Nowhere Hair starts off with a young girl searching for her mother's hair. The text is lighthearted with a touch of humor, but never, never dismissive of the child's feelings. The book gently addresses common fears and feelings children may have about cancer, reassuring them that they didn't cause it, can't catch it, and that how someone looks doesn't change who they are. It even encourages kids, in a very age-appropriate way, to consider what their loved one may be struggling with, such as exhaustion or confidence. I love the look and the layout of this e-book. The whimsical font is so pretty, and Edith Buenen's watercolor illustrations are absolutely gorgeous. (Take a peek and see for yourself!) I recommend viewing the e-book in landscape mode with publisher defaults set "on." I actually read the book aloud replacing "Mommy" with "Nanny" and only had to make one or two minor adjustments in the text to make it applicable to our situation. (My daughter C is still so young, I was afraid she'd get confused and think that I have cancer). But this story can be read "as is" and used as a starting point for discussions relevant to any family member or friend with cancer. The page that helped C the most was a small photo of the little girl as a baby. The text reads: "She says it's like my first hairdo when I was very small." After reading the book a few times and talking some more, C no longer expressed anxiety about seeing her grandmother without hair. When we went for a visit a couple days after purchasing the book, she was completely fine. Sue Glader has found the perfect tone to help children and the adults in their lives talk about cancer. I'm thankful to have found Nowhere Hair.

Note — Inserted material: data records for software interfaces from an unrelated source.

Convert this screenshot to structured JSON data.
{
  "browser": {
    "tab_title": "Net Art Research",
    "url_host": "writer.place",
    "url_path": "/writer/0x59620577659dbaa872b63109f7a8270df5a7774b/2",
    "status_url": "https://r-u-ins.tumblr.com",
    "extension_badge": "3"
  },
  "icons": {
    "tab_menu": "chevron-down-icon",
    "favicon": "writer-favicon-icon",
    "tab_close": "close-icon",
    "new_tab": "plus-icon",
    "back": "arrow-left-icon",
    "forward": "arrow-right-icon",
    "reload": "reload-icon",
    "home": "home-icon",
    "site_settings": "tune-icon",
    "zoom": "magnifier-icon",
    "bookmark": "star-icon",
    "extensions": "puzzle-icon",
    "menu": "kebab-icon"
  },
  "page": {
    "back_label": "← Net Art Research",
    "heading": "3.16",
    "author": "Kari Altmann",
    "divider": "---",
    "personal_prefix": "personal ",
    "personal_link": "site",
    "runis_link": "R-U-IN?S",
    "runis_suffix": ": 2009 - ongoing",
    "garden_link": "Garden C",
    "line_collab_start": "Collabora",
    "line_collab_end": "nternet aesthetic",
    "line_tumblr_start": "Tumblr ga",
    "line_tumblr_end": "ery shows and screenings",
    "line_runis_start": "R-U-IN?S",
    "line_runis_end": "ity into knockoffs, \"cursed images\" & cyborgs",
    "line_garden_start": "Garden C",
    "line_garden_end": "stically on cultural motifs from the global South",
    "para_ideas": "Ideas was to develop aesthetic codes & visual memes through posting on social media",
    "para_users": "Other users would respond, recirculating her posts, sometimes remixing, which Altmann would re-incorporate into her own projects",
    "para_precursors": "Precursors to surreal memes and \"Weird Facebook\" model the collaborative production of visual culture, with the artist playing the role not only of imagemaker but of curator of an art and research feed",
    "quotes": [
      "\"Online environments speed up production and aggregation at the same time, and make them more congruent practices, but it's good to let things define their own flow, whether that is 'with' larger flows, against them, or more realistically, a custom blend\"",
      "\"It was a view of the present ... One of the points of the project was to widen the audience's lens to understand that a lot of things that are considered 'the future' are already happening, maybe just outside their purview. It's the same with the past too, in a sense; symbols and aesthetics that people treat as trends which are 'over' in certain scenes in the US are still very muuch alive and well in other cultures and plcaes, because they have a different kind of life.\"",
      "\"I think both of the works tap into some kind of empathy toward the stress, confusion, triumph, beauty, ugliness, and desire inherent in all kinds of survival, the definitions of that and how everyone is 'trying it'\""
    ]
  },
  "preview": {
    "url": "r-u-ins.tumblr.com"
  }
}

¿Having hunted for her mother¿s hair, a young girl learns the truth about cancer while experiencing life (with hats, scarves, baldness, and love), during chemotherapy.¿ Nowhere Hair is a wonderful way to begin a talk centered on cancer. The author uses comforting tones that will sooth young and old alike. No one wants to mix children in with cancer, yet life has a way of doing as it pleases. When it does strike, children need a way to understand all that is happening around them. They need to know they are not to blame, did not cause, nor will they be punished because of the illness their loved one is now suffering. Nowhere Hair can be the starter to a great conversation. Children can learn to empathize with mom or grandma, or maybe an aunt dealing with the effects of chemotherapy. The image of a bald woman alludes to illness and this book helps take the scary out of the way mom looks, offering up alternatives to her once coiffed head. In the end, it is not the hair that matters, but the love. Nowhere Hair uses humor in just the right places to keep this serious subject light for children. The illustrations capture the essence of the story with its light, curvy, watercolor strokes. Children live in a very small world. When something like cancer strikes, small ones need to know what is happening around them and how this will affect them. Nowhere Hair is the perfect story for the situation. I really like the story for its insights to a child¿s way of thinking. ¿It wasn¿t something that I did. Or said. Or even thought. Dad promised me (he crossed his heart) it¿s not because we fought.¿ The author is very much in touch with a child¿s point of view. For anyone who has been in this situation the daughter¿s words can be heart breaking. This is a great book for kids. The illustrations give the book a light, breezy feel; an inviting tone. The cover, with its sunny beach setting, instantly drew me in. I think anyone undergoing chemotherapy would enjoy this story. For that reason, Nowhere Hair makes an excellent gift for both young and old. Received from author.